⟨

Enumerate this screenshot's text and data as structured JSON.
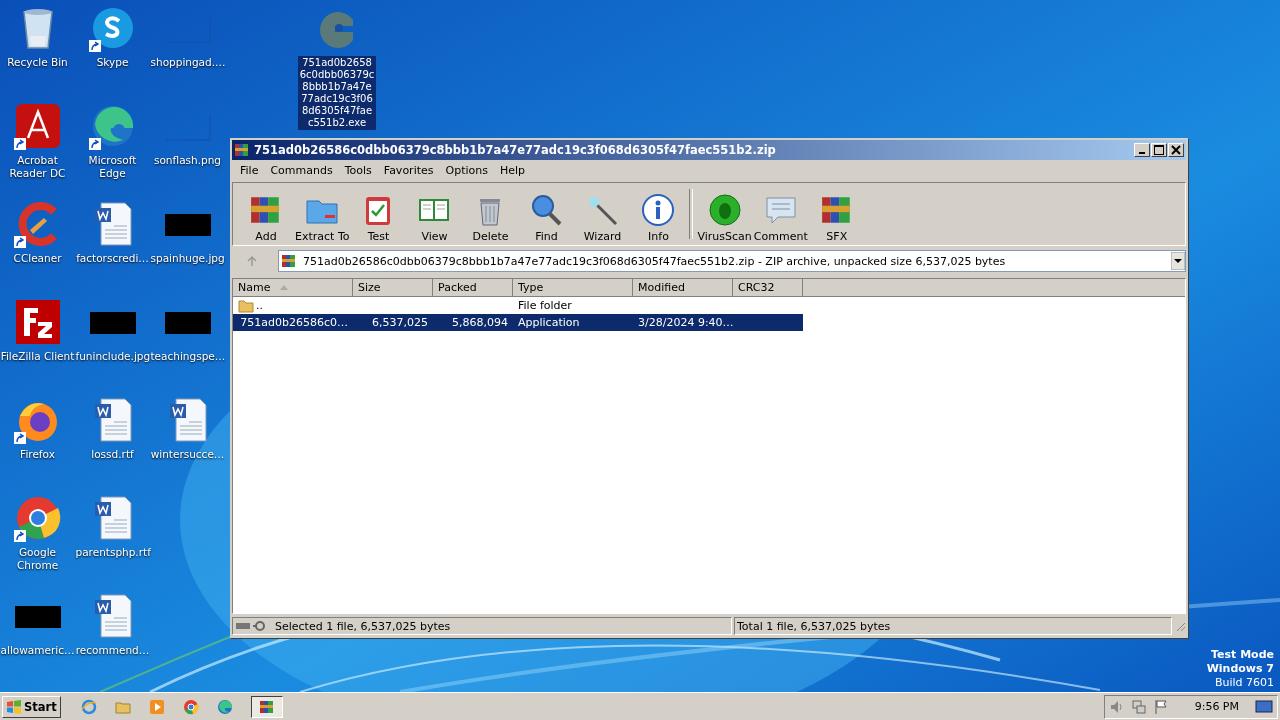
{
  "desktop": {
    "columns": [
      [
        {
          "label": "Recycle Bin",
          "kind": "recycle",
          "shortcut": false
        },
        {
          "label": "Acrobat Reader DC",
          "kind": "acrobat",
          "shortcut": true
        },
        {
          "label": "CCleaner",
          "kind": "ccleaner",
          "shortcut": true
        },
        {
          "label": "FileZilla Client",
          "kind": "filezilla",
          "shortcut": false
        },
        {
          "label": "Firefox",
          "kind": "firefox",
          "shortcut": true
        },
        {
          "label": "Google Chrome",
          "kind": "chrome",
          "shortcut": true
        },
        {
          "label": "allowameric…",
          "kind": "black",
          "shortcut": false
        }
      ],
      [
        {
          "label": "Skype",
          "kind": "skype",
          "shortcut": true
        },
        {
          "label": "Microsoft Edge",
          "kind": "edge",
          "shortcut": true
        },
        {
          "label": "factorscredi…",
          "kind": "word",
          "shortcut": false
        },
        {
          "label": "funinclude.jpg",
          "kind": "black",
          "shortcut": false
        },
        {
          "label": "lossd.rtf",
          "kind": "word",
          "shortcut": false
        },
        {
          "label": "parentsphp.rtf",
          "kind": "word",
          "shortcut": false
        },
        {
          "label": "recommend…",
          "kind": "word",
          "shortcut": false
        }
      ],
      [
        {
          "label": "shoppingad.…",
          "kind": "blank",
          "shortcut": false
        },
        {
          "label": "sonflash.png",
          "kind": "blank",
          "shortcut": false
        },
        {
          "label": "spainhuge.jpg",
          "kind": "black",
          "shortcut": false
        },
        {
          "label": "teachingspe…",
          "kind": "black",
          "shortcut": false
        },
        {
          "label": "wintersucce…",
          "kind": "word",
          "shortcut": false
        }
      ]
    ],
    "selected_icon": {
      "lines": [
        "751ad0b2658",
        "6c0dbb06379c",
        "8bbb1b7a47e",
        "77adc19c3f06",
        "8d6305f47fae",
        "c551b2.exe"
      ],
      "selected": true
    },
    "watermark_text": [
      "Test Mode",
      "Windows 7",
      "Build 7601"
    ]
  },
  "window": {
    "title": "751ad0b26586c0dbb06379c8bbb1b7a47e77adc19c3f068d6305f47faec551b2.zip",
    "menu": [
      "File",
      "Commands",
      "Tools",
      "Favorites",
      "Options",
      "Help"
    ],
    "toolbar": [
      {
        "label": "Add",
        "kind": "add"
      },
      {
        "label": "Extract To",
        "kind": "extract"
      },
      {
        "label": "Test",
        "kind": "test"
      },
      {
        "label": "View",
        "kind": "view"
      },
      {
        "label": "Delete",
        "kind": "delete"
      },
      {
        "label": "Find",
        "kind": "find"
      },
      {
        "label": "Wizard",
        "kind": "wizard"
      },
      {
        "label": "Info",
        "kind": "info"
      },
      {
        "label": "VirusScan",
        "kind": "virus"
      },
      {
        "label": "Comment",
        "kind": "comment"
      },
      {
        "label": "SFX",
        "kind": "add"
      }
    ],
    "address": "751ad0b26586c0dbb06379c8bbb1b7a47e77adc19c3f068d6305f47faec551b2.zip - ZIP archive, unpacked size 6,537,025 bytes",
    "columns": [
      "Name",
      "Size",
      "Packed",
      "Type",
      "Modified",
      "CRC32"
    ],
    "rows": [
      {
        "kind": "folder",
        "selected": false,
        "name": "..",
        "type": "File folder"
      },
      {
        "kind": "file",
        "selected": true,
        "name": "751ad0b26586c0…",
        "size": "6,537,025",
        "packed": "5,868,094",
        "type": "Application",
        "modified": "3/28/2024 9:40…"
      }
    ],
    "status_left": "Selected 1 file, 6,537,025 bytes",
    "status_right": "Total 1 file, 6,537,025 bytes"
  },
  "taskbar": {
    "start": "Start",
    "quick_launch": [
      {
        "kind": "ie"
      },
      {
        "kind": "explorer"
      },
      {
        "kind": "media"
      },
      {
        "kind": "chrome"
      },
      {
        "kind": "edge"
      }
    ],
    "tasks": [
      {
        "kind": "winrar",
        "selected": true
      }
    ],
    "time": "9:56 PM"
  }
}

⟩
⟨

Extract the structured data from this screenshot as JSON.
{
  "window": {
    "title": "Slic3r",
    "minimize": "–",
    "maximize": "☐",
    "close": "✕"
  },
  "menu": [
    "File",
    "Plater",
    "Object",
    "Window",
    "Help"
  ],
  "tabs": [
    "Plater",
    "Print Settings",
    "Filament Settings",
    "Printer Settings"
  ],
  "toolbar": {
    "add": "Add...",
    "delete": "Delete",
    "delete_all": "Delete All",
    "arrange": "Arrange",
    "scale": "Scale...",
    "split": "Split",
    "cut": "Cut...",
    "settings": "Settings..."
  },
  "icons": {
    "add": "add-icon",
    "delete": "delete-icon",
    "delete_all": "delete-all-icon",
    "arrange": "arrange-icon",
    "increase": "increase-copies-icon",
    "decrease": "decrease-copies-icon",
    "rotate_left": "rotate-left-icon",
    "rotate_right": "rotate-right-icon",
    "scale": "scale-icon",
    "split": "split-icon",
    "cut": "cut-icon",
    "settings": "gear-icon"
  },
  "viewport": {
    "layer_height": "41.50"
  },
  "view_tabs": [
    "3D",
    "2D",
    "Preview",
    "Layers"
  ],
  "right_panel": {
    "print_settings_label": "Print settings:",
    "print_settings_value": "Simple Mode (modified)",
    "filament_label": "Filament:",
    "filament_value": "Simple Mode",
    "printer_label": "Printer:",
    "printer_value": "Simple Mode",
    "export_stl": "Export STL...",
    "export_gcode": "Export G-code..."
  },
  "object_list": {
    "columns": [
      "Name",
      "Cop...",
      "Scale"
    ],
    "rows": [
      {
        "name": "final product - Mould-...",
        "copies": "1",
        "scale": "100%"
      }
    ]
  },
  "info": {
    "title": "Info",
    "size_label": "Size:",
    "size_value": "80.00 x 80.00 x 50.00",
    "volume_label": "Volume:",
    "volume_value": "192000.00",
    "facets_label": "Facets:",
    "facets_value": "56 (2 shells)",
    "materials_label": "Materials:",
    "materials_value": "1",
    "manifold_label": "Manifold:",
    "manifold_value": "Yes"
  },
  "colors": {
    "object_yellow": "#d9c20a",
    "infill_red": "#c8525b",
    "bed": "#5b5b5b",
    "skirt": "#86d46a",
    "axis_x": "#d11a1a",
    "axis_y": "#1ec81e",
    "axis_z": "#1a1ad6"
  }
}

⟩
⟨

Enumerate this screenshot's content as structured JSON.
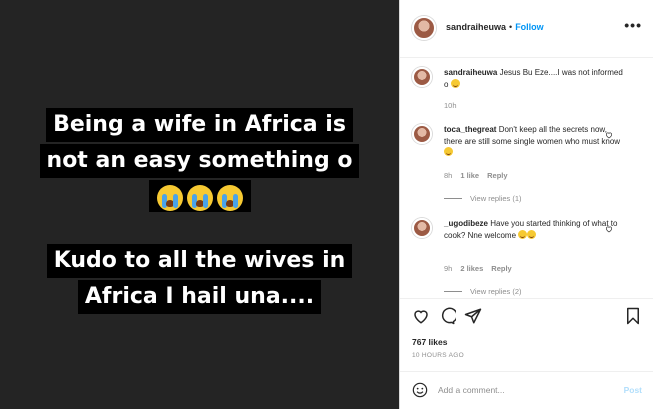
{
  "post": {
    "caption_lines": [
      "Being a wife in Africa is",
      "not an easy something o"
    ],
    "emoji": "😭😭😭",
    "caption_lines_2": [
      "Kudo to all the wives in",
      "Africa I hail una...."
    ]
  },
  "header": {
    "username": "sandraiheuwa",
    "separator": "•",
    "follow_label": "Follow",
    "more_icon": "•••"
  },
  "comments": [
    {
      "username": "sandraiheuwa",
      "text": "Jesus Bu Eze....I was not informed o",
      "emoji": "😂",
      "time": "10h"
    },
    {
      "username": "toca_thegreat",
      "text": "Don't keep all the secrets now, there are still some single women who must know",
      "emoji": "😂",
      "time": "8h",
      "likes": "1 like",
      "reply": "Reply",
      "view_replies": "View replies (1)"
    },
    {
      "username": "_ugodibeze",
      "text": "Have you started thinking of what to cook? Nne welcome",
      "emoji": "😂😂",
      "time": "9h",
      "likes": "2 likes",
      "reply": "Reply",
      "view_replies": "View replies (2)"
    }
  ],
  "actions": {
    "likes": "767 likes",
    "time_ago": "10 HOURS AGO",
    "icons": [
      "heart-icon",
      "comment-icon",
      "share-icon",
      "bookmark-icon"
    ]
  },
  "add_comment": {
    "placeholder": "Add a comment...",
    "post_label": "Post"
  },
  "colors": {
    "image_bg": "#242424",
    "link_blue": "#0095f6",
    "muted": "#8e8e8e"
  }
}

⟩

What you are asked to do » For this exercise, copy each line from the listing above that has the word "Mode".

Final answer »
      "Test Mode",
    "print_settings_value": "Simple Mode (modified)",
    "filament_value": "Simple Mode",
    "printer_value": "Simple Mode",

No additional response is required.